For instance, one store may want a fresh air scent, and another may want the store to smell like fresh cotton. If ScentAir is working with a department store, it can get even more complicated. Specific scents can be customized for specific departments, such as a baby powder smell for the child’s section or a coconut scent in swimwear (which is what Bloomingdale’s uses) and lilac in the lingerie department. It’s hard not to feel compelled to pick up a bikini while you’re immersed in the smell of coconuts and thinking about your favorite beach.

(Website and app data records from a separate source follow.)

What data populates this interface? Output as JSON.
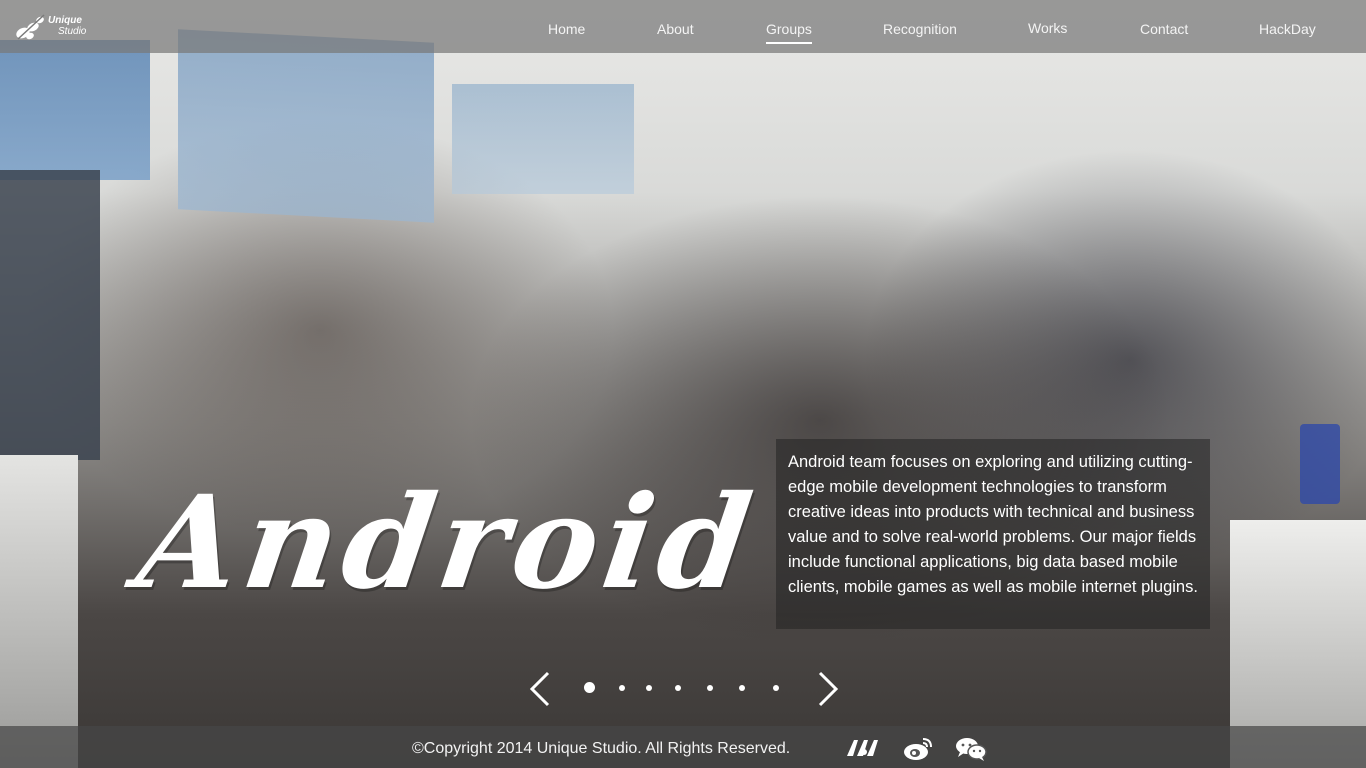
{
  "brand": {
    "line1": "Unique",
    "line2": "Studio",
    "logo_icon": "unique-studio-logo"
  },
  "nav": {
    "items": [
      {
        "label": "Home"
      },
      {
        "label": "About"
      },
      {
        "label": "Groups"
      },
      {
        "label": "Recognition"
      },
      {
        "label": "Works"
      },
      {
        "label": "Contact"
      },
      {
        "label": "HackDay"
      }
    ],
    "active": "Groups"
  },
  "hero": {
    "title": "Android",
    "description": "Android team focuses on exploring and utilizing cut­ting-edge mobile development technologies to trans­form creative ideas into products with technical and business value and to solve real-world problems. Our major fields include functional applications, big data based mobile clients, mobile games as well as mobile internet plugins."
  },
  "carousel": {
    "prev_icon": "chevron-left-icon",
    "next_icon": "chevron-right-icon",
    "slide_count": 7,
    "active_index": 1
  },
  "footer": {
    "copyright": "©Copyright 2014 Unique Studio. All Rights Reserved.",
    "social_icons": [
      "unique-studio-icon",
      "weibo-icon",
      "wechat-icon"
    ]
  },
  "colors": {
    "nav_bg": "#787878",
    "text": "#ffffff",
    "panel_bg": "#232323"
  }
}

Take the luxury fashion brand, Hugo Boss, which chose its scent from ScentAir about five years ago after testing three different smells in their storeroom. One significantly stood out—a musky smell with a little bit of citrus—and about 3.5 years ago, the scent was put in every single store. “We really wanted to have a signature scent in our stores. We wanted it to feel like coming home,” says Ward Simmons, head of brand and communications for Hugo Boss. “When you walk into our store you can see the layout, you can touch and feel the clothes, you can hear the music. The one thing that was missing was the smell. It was the last ingredient to make people feel at home and welcome in the store.”

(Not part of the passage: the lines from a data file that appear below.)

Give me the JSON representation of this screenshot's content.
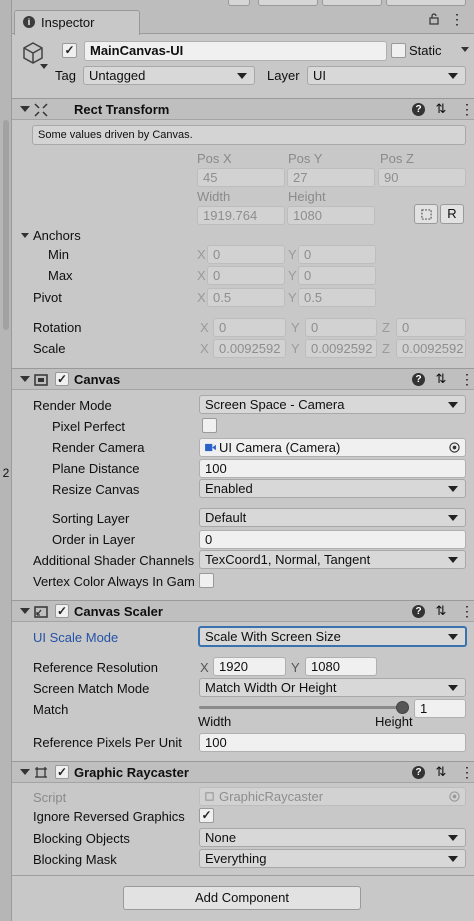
{
  "inspector": {
    "tab_label": "Inspector",
    "object_name": "MainCanvas-UI",
    "active_checked": true,
    "static_label": "Static",
    "tag_label": "Tag",
    "tag_value": "Untagged",
    "layer_label": "Layer",
    "layer_value": "UI",
    "left_strip_number": "2"
  },
  "rect_transform": {
    "title": "Rect Transform",
    "note": "Some values driven by Canvas.",
    "pos_x_label": "Pos X",
    "pos_y_label": "Pos Y",
    "pos_z_label": "Pos Z",
    "pos_x": "45",
    "pos_y": "27",
    "pos_z": "90",
    "width_label": "Width",
    "height_label": "Height",
    "width": "1919.764",
    "height": "1080",
    "raw_button": "R",
    "anchors_label": "Anchors",
    "min_label": "Min",
    "max_label": "Max",
    "x_axis": "X",
    "y_axis": "Y",
    "z_axis": "Z",
    "anchor_min_x": "0",
    "anchor_min_y": "0",
    "anchor_max_x": "0",
    "anchor_max_y": "0",
    "pivot_label": "Pivot",
    "pivot_x": "0.5",
    "pivot_y": "0.5",
    "rotation_label": "Rotation",
    "rot_x": "0",
    "rot_y": "0",
    "rot_z": "0",
    "scale_label": "Scale",
    "scale_x": "0.0092592",
    "scale_y": "0.0092592",
    "scale_z": "0.0092592"
  },
  "canvas": {
    "title": "Canvas",
    "render_mode_label": "Render Mode",
    "render_mode": "Screen Space - Camera",
    "pixel_perfect_label": "Pixel Perfect",
    "render_camera_label": "Render Camera",
    "render_camera": "UI Camera (Camera)",
    "plane_distance_label": "Plane Distance",
    "plane_distance": "100",
    "resize_canvas_label": "Resize Canvas",
    "resize_canvas": "Enabled",
    "sorting_layer_label": "Sorting Layer",
    "sorting_layer": "Default",
    "order_in_layer_label": "Order in Layer",
    "order_in_layer": "0",
    "shader_channels_label": "Additional Shader Channels",
    "shader_channels": "TexCoord1, Normal, Tangent",
    "vertex_color_label": "Vertex Color Always In Gam"
  },
  "canvas_scaler": {
    "title": "Canvas Scaler",
    "ui_scale_mode_label": "UI Scale Mode",
    "ui_scale_mode": "Scale With Screen Size",
    "ref_resolution_label": "Reference Resolution",
    "ref_x": "1920",
    "ref_y": "1080",
    "screen_match_label": "Screen Match Mode",
    "screen_match": "Match Width Or Height",
    "match_label": "Match",
    "match_value": "1",
    "match_fraction": 1,
    "width_caption": "Width",
    "height_caption": "Height",
    "ref_ppu_label": "Reference Pixels Per Unit",
    "ref_ppu": "100"
  },
  "graphic_raycaster": {
    "title": "Graphic Raycaster",
    "script_label": "Script",
    "script_value": "GraphicRaycaster",
    "ignore_reversed_label": "Ignore Reversed Graphics",
    "ignore_reversed_checked": true,
    "blocking_objects_label": "Blocking Objects",
    "blocking_objects": "None",
    "blocking_mask_label": "Blocking Mask",
    "blocking_mask": "Everything"
  },
  "add_component_label": "Add Component",
  "check_glyph": "✓",
  "colors": {
    "accent_blue": "#2453a6",
    "focus_border": "#3a72b0"
  }
}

Most of the sales at Hugo Boss are from male customers, but women still shop at the store, and executives didn’t want to exclude them. “We wanted people to come in and feel like it was a men’s club, but we didn’t want women to feel intimidated. Women actually react better to it than men because they take the time to notice it,” says Simmons. “It’s the same scent everywhere, so you can walk in and think, ‘oh, I am in a Hugo Boss store.’”
During the holidays, ScentAir receives many requests for seasonal smells. This year, the company is creating a specific holiday signature scent for Old Navy in about 100 of their stores. “It’s a very nostalgic time of year, and there are many cues we can pull from in the smell world,” says Burke. Common scents used to create a seasonal smell use notes of cinnamon, nutmeg, clove, evergreen, cranberry, citrus, and cedar.
Sure, we can’t know for sure that a specific scent will urge us to open our wallets, but it can make us feel more comfortable at a store, and that can improve sales in the long run. Hugo Boss received such great feedback about its store scent, that the company made a candle with the smell that they sold last year during the holidays. And they have no plans to get rid of its scent anytime soon.
So the next time you’re out shopping, take a sniff, and see if you can spot the odorizer. Some place scent machines above the door of their stores, while others rig the scent through the ventilation system.
And get ready to start buying.